The Duke Blue Devils will take on the North Carolina Tar Heels tonight at the Barclays Center in Brooklyn in the second semifinal. Much of the Tar Heels’ and the nation’s focus will be on Duke standout freshman Marvin Bagley III. The Freshman showed out in the quarterfinals on Thursday night against Notre Dame. He finished with 33 points and 17 rebounds on 15-23 from the field. He was the best player on the floor and it wasn’t close.
Bagley is a consensus lottery pick, but projecting his game at the next level is a bit of a challenge. The 6-11 forward does a lot of his work in the low and mid-post. In case you’ve been under a rock, the NBA game is slightly different than college. A power forward needs to be able to stretch the floor and while Bagley was 2-3 from deep Thursday night, his sample size isn’t big. A center in today’s NBA needs to be an elite rim protector, Bagley average one block per game and had none last night in 38 minutes of action.
He will certainly be a pro next year and has the tools to be special, but he will have to become elite in a few aspects of his game. Here are my 5 observations from his play Thursday night:
Smooth and fluid game out to the elbow
Bagley is often the tallest and most athletic guy on the floor. He has the advantage in both areas over every defender he faces in college. That won’t be the case in the NBA. Thursday night he showed his entire repertoire. He is fluid and can shoot it well in this area of the floor.
On this play, he receives an entry pass and immediately turns to face the 6-10 Notre Dame defender, Martinas Geben. Bagley could use his athleticism to go by the slower-footed Geben, but instead creates a little space and shoots the jumper.
Subpar rim and paint protector
To be fair, Duke plays zone negating some of Bagley’s size when it comes to rim and paint protection. His length helps when he’s out on the perimeter though, which he’ll have to do at the next level. During Thursday’s win against Notre Dame, there were a few instances where the Irish got penetration and Bagley was not a deterrent at the rim. Something to keep an eye on as you project him to the next level.
Dominant in the low post
Notre Dame senior Bonzie Colson is 6-6 and 224 pounds. Bagley has the height and athletic advantage, he also outweighs Colson by 1o, but Colson is pretty strong. Bagley gets position here and seals Colson on his hip and makes a quick jump hook and score. Again, it won’t be this easy at the next level. Still, he can really score with his back to the basket. The majority of his 33 were scored around the rim.
Decent handle but not always strong with the ball
Bagley has handle for his size, but he’s not Giannis or KD. If he’s going to play on the perimeter at the next level it needs to improve. If he is going to put the ball on the floor in the low post, it has to be quick and decisive like in the previous play above.
Upside and REALLY good at a lot of things

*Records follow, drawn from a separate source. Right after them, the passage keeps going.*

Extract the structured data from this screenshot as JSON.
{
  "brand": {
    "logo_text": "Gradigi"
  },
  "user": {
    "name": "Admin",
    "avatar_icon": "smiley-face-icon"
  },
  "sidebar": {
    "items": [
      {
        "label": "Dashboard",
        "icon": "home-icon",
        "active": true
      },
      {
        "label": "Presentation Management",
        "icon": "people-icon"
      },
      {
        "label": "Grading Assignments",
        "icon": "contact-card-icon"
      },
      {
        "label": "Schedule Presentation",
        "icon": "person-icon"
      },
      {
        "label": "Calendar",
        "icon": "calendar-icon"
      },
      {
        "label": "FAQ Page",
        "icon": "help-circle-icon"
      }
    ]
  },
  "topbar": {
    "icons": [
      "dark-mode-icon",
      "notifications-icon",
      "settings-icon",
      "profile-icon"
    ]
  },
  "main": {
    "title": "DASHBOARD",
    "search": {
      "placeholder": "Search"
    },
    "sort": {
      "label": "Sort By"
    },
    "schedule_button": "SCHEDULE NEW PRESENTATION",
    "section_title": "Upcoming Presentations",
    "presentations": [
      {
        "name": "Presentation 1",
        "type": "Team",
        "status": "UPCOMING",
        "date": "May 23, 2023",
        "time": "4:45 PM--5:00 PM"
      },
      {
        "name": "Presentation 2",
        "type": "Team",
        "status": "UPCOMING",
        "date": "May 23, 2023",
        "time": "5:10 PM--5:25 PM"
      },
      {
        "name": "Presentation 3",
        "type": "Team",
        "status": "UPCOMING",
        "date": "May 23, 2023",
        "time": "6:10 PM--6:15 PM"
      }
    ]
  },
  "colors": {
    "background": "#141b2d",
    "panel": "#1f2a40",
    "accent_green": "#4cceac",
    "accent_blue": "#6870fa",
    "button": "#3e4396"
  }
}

Watching him play against Notre Dame you could see what has people at the next level excited about what he could be. He is very good at a lot of aspects of the game. But for the next level, he isn’t quite elite at any one thing. He could become elite at a particular facet of his game and then you can begin talking about how he could be a game changer.
Predicting this stuff is never easy. A lot will depend on Bagley and the situation he is drafted into. He could end up in Sacramento or some other dumpster fire of a franchise and well, who knows. He could get so elite as a low post scorer that the league has to adapt to him. Don’t like doing NBA player comps, but if he becomes Chris Bosh that’s really good. Before you freak out, Bosh was an 11x all star, All NBA selection, 2x NBA champ and Olympic gold medalist. That’s a really good career.
Time will tell. For now, top two or three is a bit of a risk. At picks four through six, you have to take him if he’s available.